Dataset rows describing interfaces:
════════

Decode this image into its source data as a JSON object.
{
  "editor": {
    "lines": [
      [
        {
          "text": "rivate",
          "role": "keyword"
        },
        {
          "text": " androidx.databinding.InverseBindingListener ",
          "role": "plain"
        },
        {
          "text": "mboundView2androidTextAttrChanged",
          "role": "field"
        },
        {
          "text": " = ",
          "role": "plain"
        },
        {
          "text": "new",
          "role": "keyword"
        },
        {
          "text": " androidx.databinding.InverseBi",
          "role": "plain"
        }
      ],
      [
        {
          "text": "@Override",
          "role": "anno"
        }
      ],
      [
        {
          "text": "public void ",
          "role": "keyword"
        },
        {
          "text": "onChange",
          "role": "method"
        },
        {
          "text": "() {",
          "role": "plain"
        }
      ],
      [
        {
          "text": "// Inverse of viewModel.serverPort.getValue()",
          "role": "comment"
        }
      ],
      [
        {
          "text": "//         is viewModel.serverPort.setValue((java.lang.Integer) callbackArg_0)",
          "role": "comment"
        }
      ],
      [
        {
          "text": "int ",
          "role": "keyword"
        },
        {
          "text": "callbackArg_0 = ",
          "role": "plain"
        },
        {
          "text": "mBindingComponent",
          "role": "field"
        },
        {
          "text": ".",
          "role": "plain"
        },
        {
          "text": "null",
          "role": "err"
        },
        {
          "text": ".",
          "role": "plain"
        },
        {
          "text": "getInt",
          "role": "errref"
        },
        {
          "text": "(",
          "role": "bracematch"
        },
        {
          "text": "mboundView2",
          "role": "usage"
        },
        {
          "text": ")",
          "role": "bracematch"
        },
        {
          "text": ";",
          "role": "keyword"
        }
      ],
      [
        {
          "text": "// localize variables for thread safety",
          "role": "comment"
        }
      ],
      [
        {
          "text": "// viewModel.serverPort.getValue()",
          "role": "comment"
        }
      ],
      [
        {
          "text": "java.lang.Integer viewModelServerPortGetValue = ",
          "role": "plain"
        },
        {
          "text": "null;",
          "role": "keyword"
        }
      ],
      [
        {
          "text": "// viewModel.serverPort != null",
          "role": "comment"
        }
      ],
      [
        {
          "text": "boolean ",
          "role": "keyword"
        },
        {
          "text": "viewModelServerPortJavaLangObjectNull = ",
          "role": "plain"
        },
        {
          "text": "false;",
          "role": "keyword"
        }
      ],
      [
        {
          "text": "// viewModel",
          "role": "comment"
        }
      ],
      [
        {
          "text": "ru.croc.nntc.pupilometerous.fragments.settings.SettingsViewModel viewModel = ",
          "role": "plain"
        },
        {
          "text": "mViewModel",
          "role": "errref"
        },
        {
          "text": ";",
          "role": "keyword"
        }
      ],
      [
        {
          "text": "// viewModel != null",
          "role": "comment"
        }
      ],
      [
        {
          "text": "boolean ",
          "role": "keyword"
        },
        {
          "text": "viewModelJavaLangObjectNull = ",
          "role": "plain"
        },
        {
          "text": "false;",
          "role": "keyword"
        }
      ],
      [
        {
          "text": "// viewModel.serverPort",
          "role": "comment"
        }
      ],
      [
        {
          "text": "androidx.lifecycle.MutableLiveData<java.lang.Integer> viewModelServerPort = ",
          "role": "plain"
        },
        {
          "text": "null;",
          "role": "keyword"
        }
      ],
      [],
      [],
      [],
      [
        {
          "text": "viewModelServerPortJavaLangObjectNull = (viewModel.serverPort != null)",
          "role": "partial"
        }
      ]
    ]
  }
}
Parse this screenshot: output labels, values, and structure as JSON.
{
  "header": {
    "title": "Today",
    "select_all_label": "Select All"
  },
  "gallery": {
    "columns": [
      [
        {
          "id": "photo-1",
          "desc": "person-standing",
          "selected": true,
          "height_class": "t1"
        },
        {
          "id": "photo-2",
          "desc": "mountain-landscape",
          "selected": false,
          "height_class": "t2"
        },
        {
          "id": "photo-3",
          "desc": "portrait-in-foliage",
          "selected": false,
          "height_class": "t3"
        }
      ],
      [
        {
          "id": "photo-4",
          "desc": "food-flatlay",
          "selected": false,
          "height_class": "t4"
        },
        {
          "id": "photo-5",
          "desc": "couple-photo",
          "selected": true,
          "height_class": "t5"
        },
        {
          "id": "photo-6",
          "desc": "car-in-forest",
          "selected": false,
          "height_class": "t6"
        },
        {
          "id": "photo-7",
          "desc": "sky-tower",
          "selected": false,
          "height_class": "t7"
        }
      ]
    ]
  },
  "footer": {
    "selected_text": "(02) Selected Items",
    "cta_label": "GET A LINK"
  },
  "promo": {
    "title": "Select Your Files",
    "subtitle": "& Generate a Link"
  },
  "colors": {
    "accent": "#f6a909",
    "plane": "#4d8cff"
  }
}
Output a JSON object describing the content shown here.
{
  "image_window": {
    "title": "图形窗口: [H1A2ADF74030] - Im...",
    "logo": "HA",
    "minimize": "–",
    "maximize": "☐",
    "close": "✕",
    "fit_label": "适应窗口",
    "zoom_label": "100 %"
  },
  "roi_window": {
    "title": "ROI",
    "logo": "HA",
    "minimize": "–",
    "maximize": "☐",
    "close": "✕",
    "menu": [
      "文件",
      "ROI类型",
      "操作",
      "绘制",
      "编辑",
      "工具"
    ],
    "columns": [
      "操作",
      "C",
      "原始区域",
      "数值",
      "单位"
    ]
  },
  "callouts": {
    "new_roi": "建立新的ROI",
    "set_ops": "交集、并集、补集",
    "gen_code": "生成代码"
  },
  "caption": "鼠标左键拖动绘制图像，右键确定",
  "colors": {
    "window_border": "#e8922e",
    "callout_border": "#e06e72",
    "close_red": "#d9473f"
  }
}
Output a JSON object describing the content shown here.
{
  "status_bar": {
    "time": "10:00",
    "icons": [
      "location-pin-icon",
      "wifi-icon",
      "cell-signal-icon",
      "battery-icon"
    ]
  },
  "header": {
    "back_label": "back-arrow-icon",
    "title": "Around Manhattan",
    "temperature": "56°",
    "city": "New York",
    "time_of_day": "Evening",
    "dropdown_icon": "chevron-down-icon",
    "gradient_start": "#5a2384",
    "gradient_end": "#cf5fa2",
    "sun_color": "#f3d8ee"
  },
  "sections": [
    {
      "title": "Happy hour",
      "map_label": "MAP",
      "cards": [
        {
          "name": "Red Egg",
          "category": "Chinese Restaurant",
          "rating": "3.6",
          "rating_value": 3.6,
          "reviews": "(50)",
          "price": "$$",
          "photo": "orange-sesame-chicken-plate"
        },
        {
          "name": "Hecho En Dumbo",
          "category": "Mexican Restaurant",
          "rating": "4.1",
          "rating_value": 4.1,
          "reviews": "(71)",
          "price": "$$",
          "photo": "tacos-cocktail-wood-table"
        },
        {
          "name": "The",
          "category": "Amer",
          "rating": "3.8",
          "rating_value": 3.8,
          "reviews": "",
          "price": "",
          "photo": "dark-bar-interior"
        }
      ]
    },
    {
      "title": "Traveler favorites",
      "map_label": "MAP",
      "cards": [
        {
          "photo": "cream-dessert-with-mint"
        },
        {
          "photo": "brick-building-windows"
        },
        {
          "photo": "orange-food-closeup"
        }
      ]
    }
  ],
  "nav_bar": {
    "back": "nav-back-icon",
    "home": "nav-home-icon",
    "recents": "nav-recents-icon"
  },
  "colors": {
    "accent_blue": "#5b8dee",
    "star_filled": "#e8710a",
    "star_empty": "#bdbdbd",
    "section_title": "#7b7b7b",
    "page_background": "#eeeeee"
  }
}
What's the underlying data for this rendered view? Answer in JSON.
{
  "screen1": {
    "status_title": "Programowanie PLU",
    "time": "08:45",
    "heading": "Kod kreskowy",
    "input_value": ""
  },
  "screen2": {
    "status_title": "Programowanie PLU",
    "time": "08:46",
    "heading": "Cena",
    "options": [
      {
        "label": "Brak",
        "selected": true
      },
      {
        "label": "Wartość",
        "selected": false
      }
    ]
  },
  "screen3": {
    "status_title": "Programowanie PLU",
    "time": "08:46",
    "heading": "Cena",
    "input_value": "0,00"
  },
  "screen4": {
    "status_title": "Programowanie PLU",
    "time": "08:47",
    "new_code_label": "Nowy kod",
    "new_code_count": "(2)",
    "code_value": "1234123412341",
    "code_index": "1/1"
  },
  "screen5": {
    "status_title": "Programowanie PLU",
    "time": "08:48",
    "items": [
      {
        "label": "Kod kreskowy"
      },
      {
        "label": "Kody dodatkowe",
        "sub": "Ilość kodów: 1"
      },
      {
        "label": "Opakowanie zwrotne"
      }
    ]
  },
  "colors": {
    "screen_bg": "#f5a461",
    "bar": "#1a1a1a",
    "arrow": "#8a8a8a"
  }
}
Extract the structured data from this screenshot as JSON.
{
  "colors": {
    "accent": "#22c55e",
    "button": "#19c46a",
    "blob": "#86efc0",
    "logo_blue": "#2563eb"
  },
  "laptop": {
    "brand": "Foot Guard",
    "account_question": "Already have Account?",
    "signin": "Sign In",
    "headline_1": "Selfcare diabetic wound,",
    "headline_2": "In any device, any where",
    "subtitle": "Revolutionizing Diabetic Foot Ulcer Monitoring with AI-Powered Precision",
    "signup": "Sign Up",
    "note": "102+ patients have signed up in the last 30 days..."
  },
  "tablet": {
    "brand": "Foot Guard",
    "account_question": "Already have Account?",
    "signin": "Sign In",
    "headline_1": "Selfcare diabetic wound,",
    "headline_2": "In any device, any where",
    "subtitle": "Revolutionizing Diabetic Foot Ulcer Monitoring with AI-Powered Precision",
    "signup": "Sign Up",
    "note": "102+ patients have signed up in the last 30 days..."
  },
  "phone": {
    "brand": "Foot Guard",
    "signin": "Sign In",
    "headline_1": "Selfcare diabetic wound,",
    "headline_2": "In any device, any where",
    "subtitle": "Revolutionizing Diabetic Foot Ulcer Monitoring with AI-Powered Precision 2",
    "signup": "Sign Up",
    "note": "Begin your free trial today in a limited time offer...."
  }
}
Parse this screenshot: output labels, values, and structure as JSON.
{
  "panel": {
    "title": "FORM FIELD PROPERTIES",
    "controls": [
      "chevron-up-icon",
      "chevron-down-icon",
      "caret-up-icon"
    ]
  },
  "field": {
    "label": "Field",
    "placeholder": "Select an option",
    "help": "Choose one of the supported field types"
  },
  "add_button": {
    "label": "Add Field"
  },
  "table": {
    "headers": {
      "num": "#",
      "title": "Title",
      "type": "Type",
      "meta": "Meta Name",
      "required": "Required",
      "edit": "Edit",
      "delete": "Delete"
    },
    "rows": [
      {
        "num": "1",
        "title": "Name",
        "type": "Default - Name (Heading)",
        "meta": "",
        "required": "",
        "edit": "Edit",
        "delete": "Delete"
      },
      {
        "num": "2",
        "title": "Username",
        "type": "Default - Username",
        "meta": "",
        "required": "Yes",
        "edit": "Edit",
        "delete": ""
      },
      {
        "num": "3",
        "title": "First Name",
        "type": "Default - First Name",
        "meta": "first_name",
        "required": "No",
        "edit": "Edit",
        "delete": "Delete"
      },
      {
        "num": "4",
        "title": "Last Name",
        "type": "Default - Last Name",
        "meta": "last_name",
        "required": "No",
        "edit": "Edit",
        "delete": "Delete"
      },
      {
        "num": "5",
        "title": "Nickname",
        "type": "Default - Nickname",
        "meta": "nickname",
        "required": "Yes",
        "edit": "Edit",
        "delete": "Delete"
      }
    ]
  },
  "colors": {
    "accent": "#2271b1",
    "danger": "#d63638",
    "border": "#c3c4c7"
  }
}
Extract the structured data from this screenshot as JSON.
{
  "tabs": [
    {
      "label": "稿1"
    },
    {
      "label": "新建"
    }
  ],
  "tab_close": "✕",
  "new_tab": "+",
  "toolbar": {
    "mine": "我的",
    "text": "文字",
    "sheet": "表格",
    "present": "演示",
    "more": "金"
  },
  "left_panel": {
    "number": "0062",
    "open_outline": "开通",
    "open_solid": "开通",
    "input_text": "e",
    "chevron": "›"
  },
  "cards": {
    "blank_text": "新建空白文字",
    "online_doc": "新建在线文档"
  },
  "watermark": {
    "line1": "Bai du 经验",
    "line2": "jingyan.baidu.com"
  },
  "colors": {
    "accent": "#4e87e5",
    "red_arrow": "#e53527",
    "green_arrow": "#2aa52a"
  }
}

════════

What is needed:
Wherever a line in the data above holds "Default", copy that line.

Solution for this problem:
        "type": "Default - Name (Heading)",
        "type": "Default - Username",
        "type": "Default - First Name",
        "type": "Default - Last Name",
        "type": "Default - Nickname",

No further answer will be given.